Management of locally recurrent prostate cancer after definitive radiotherapy remains controversial due to the perceived high rates of severe genitourinary (GU) and gastrointestinal (GI) toxicity associated with any local salvage modality.

To quantitatively compare the efficacy and toxicity of salvage radical prostatectomy (RP), high-intensity focused ultrasound (HIFU), cryotherapy, stereotactic body radiotherapy (SBRT), low-dose-rate (LDR) brachytherapy, and high-dose-rate (HDR) brachytherapy.

We performed a systematic review of PubMed, EMBASE, and MEDLINE. Two- and 5-yr recurrence-free survival (RFS) rates and crude incidences of severe GU and GI toxicity were extracted as endpoints of interest. Random-effect meta-analyses were conducted to characterize summary effect sizes and quantify heterogeneity. Estimates for each modality were then compared with RP after adjusting for individual study-level covariates using mixed-effect regression models, while allowing for differences in between-study variance across treatment modalities.
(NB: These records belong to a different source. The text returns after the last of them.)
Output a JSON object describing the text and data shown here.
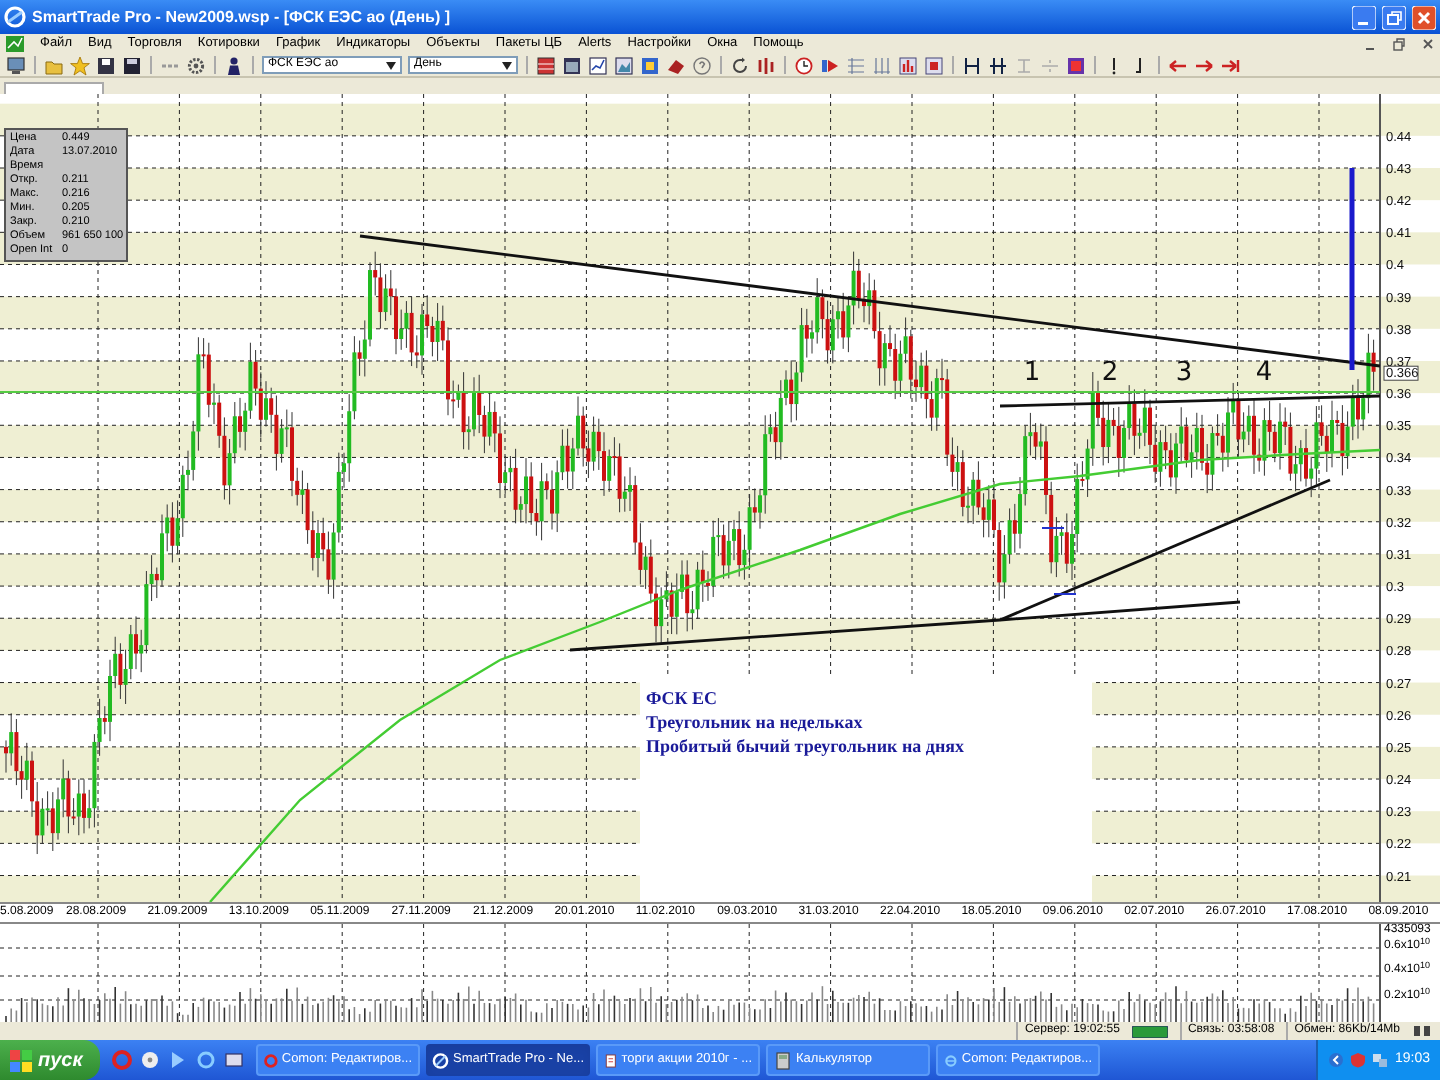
{
  "window": {
    "title": "SmartTrade Pro - New2009.wsp - [ФСК ЕЭС ао (День) ]"
  },
  "menu": [
    "Файл",
    "Вид",
    "Торговля",
    "Котировки",
    "График",
    "Индикаторы",
    "Объекты",
    "Пакеты ЦБ",
    "Alerts",
    "Настройки",
    "Окна",
    "Помощь"
  ],
  "toolbar": {
    "instrument": "ФСК ЕЭС ао",
    "period": "День"
  },
  "info_box": [
    {
      "label": "Цена",
      "value": "0.449"
    },
    {
      "label": "Дата",
      "value": "13.07.2010"
    },
    {
      "label": "Время"
    },
    {
      "label": "Откр.",
      "value": "0.211"
    },
    {
      "label": "Макс.",
      "value": "0.216"
    },
    {
      "label": "Мин.",
      "value": "0.205"
    },
    {
      "label": "Закр.",
      "value": "0.210"
    },
    {
      "label": "Объем",
      "value": "961 650 100"
    },
    {
      "label": "Open Int",
      "value": "0"
    }
  ],
  "price_axis": {
    "ticks": [
      "0.44",
      "0.43",
      "0.42",
      "0.41",
      "0.4",
      "0.39",
      "0.38",
      "0.37",
      "0.36",
      "0.35",
      "0.34",
      "0.33",
      "0.32",
      "0.31",
      "0.3",
      "0.29",
      "0.28",
      "0.27",
      "0.26",
      "0.25",
      "0.24",
      "0.23",
      "0.22",
      "0.21"
    ],
    "last_price": "0.366"
  },
  "pattern_labels": [
    "1",
    "2",
    "3",
    "4"
  ],
  "annotation": [
    "ФСК ЕС",
    "Треугольник на недельках",
    "Пробитый бычий треугольник на днях"
  ],
  "date_axis": [
    "5.08.2009",
    "28.08.2009",
    "21.09.2009",
    "13.10.2009",
    "05.11.2009",
    "27.11.2009",
    "21.12.2009",
    "20.01.2010",
    "11.02.2010",
    "09.03.2010",
    "31.03.2010",
    "22.04.2010",
    "18.05.2010",
    "09.06.2010",
    "02.07.2010",
    "26.07.2010",
    "17.08.2010",
    "08.09.2010"
  ],
  "volume_axis": [
    "4335093",
    "0.6x10$^{10}$",
    "0.4x10$^{10}$",
    "0.2x10$^{10}$"
  ],
  "status_bar": [
    "Сервер: 19:02:55",
    "Связь: 03:58:08",
    "Обмен: 86Kb/14Mb"
  ],
  "taskbar": {
    "start": "пуск",
    "tasks": [
      {
        "label": "Comon: Редактиров...",
        "kind": "opera",
        "selected": false
      },
      {
        "label": "SmartTrade Pro - Ne...",
        "kind": "app",
        "selected": true
      },
      {
        "label": "торги акции 2010г - ...",
        "kind": "document",
        "selected": false
      },
      {
        "label": "Калькулятор",
        "kind": "calculator",
        "selected": false
      },
      {
        "label": "Comon: Редактиров...",
        "kind": "browser",
        "selected": false
      }
    ],
    "clock": "19:03"
  }
}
A total of 150 studies were included for analysis. There was significant heterogeneity between studies within each modality, and covariates differed between modalities, necessitating adjustment. Adjusted 5-yr RFS ranged from 50% after cryotherapy to 60% after HDR brachytherapy and SBRT, with no significant differences between any modality and RP. Severe GU toxicity was significantly lower with all three forms of radiotherapeutic salvage than with RP (adjusted rates of 20% after RP vs 5.6%, 9.6%, and 9.1% after SBRT, HDR brachytherapy, and LDR brachytherapy, respectively; p ≤ 0.001 for all). Severe GI toxicity was significantly lower with HDR salvage than with RP (adjusted rates 1.8% vs 0.0%, p < 0.01), with no other differences identified.

Large differences in 5-yr outcomes were not uncovered when comparing all salvage treatment modalities against RP. Reirradiation with SBRT, HDR brachytherapy, or LDR brachytherapy appears to result in less severe GU toxicity than RP, and reirradiation with HDR brachytherapy yields less severe GI toxicity than RP. Prospective studies of local salvage for radiorecurrent disease are warranted.

In a large study-level meta-analysis, we looked at treatment outcomes and toxicity for men treated with a number of salvage treatments for radiorecurrent prostate cancer. We conclude that relapse-free survival at 5 years is equivalent among salvage modalities, but reirradiation may lead to lower toxicity.

European urology. 2020 Dec 10 [Epub ahead of print]

Luca F Valle, Eric J Lehrer, Daniela Markovic, David Elashoff, Rebecca Levin-Epstein, R Jeffery Karnes, Robert E Reiter, Matthew Rettig, Jeremie Calais, Nicholas G Nickols, Robert T Dess, Daniel E Spratt, Michael L Steinberg, Paul L Nguyen, Brian J Davis, Nicholas G Zaorsky, Amar U Kishan

Department of Radiation Oncology, University of California, Los Angeles, CA, USA., Department of Radiation Oncology, Icahn School of Medicine at Mount Sinai, New York City, NY, USA., Department of Medicine, Statistics Core, University of California, Los Angeles, CA, USA., Department of Urology, Mayo Clinic, Rochester, MN, USA., Department of Urology, University of California, Los Angeles, CA, USA., Division of Hematology and Oncology, David Geffen School of Medicine, University of California, Los Angeles, CA, USA; Division of Hematology and Oncology, VA Greater Los Angeles Healthcare System, Los Angeles, CA, USA., Ahmanson Translational Theranostics Division, Department of Molecular & Medical Pharmacology, University of California, Los Angeles, CA, USA., Department of Radiation Oncology, University of California, Los Angeles, CA, USA; Department of Radiation Oncology, Veteran Affairs Greater Los Angeles Healthcare System, Los Angeles, CA, USA., Department of Radiation Oncology, University of Michigan, Ann Arbor, MI, USA., Department of Radiation Oncology, Brigham and Women's Hospital/Dana-Farber Cancer Institute, Harvard Medical School, Boston, MA, USA., Department of Radiation Oncology, Mayo Clinic, Rochester, MN, USA., Department of Radiation Oncology, Penn State Cancer Institute, Hershey, PA, USA., Department of Radiation Oncology, University of California, Los Angeles, CA, USA; Department of Urology, University of California, Los Angeles, CA, USA. Electronic address: .